__GOAL OF THE EXERCISE__
Every line in the records below with the string "icon" needs to be copied out.

Element data from apps and pages:

* * *

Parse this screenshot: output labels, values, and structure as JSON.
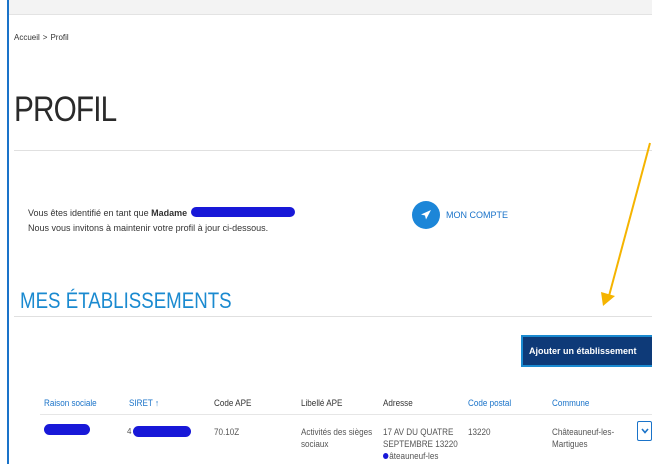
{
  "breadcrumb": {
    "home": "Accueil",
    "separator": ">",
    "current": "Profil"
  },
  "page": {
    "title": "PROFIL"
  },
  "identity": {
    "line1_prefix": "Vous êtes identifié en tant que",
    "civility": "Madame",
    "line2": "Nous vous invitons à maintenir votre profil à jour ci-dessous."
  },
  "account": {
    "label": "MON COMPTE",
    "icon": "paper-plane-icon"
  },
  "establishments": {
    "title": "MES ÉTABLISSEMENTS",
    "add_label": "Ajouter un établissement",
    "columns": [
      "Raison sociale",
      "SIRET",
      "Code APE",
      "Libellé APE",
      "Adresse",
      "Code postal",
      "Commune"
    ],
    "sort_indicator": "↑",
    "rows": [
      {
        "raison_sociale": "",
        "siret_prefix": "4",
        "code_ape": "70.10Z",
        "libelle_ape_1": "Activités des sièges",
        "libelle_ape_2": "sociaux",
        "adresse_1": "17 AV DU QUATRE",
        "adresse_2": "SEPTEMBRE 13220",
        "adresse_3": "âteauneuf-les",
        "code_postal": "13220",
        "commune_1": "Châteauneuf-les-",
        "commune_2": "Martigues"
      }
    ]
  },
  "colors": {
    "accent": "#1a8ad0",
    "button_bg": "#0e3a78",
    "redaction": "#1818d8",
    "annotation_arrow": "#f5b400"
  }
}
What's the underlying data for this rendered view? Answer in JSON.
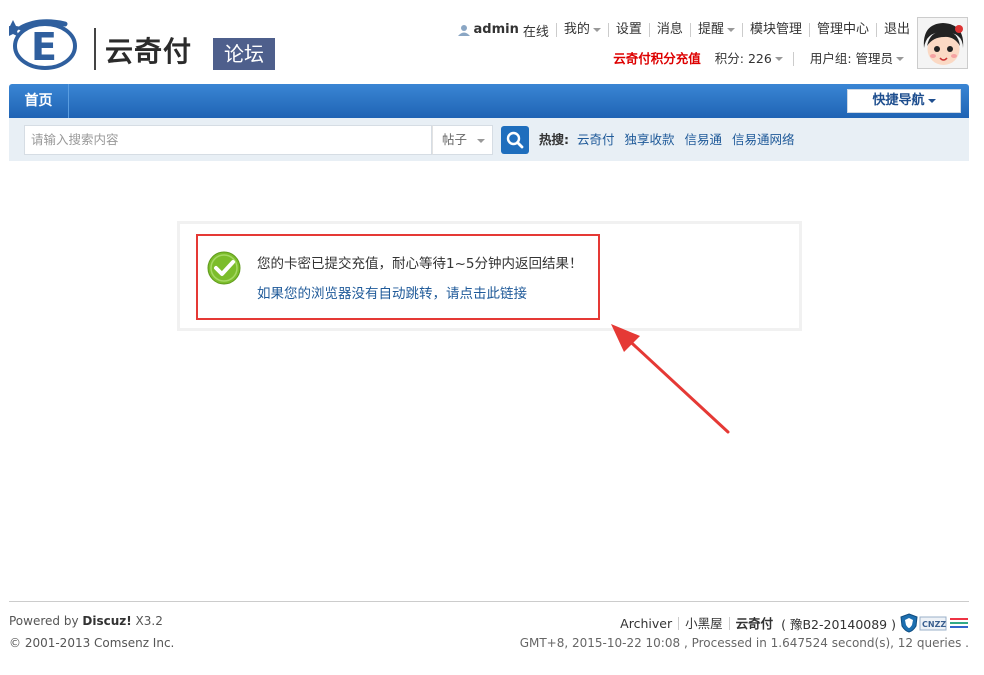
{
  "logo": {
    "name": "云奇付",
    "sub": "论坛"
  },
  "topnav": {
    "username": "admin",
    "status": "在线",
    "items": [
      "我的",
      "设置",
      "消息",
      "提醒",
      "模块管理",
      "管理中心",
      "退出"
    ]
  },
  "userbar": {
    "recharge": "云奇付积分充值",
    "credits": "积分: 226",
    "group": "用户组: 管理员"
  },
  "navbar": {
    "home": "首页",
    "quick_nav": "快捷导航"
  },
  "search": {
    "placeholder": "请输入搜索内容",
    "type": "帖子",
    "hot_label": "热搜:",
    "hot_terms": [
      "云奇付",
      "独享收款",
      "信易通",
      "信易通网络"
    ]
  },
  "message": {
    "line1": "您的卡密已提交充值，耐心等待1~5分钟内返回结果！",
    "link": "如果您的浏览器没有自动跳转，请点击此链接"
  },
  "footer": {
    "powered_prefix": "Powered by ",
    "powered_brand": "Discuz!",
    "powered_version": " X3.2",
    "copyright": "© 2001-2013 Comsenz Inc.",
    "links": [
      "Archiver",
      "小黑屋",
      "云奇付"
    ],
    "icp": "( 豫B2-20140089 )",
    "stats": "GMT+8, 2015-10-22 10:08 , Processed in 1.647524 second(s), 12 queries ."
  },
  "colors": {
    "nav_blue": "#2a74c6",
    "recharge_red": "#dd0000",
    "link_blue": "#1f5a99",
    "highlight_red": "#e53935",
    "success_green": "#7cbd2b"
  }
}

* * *

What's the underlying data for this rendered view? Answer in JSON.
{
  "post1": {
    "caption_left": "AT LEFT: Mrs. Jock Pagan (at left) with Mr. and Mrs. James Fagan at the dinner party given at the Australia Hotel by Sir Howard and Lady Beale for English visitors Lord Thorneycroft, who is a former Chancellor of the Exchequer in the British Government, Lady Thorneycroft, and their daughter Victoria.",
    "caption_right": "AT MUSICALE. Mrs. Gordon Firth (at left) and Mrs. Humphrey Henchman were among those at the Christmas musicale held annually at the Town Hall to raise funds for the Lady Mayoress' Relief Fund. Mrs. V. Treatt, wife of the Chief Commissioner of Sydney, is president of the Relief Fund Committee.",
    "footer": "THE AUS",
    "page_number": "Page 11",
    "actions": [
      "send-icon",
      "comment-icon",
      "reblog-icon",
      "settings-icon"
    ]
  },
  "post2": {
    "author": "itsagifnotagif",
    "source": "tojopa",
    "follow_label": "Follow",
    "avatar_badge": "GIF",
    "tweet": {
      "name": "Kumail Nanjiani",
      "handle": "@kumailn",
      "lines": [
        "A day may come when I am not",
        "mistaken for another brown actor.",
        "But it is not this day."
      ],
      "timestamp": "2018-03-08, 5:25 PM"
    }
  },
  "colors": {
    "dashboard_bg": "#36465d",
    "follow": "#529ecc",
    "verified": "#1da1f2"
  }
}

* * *

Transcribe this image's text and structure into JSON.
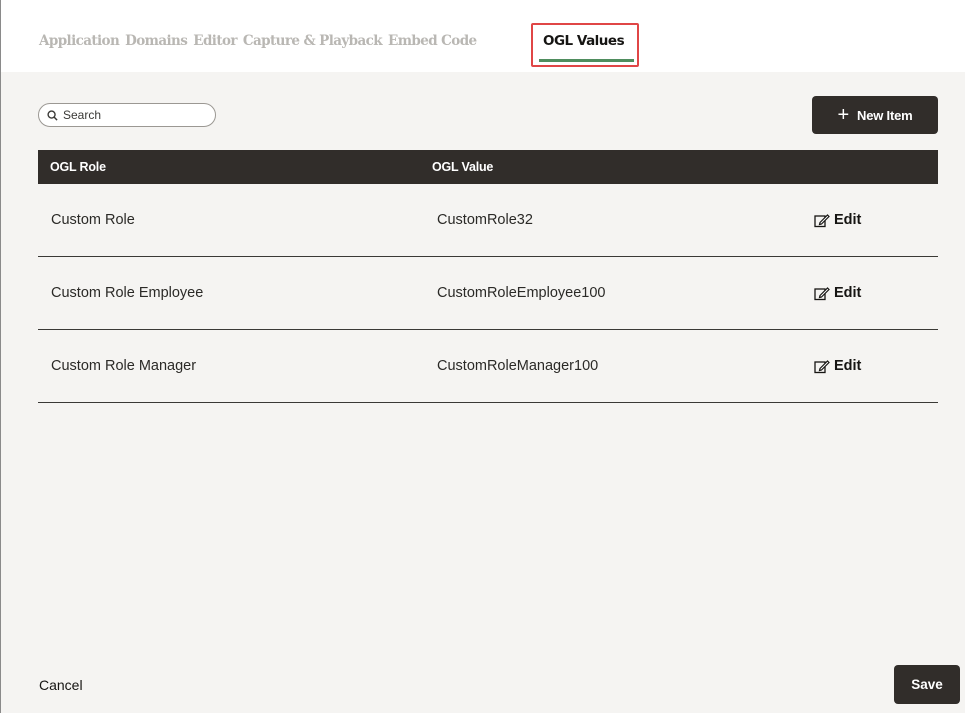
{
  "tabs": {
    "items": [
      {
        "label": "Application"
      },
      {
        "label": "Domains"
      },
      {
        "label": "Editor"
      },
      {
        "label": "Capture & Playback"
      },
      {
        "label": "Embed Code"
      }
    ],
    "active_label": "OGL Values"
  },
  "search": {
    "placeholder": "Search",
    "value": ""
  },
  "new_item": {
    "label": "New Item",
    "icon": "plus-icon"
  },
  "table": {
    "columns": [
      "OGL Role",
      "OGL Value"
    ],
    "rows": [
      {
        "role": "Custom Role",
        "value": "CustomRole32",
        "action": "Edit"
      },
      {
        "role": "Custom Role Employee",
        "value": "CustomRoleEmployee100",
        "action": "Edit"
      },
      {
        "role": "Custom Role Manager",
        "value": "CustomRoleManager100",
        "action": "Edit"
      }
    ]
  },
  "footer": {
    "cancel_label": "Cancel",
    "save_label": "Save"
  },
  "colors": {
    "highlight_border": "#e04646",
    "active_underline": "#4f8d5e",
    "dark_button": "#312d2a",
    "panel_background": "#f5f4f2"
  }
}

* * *

__ANSWER SECTION__
    "icon": "paper-plane-icon"
      "send-icon",
      "comment-icon",
      "reblog-icon",
      "settings-icon"
    "icon": "plus-icon"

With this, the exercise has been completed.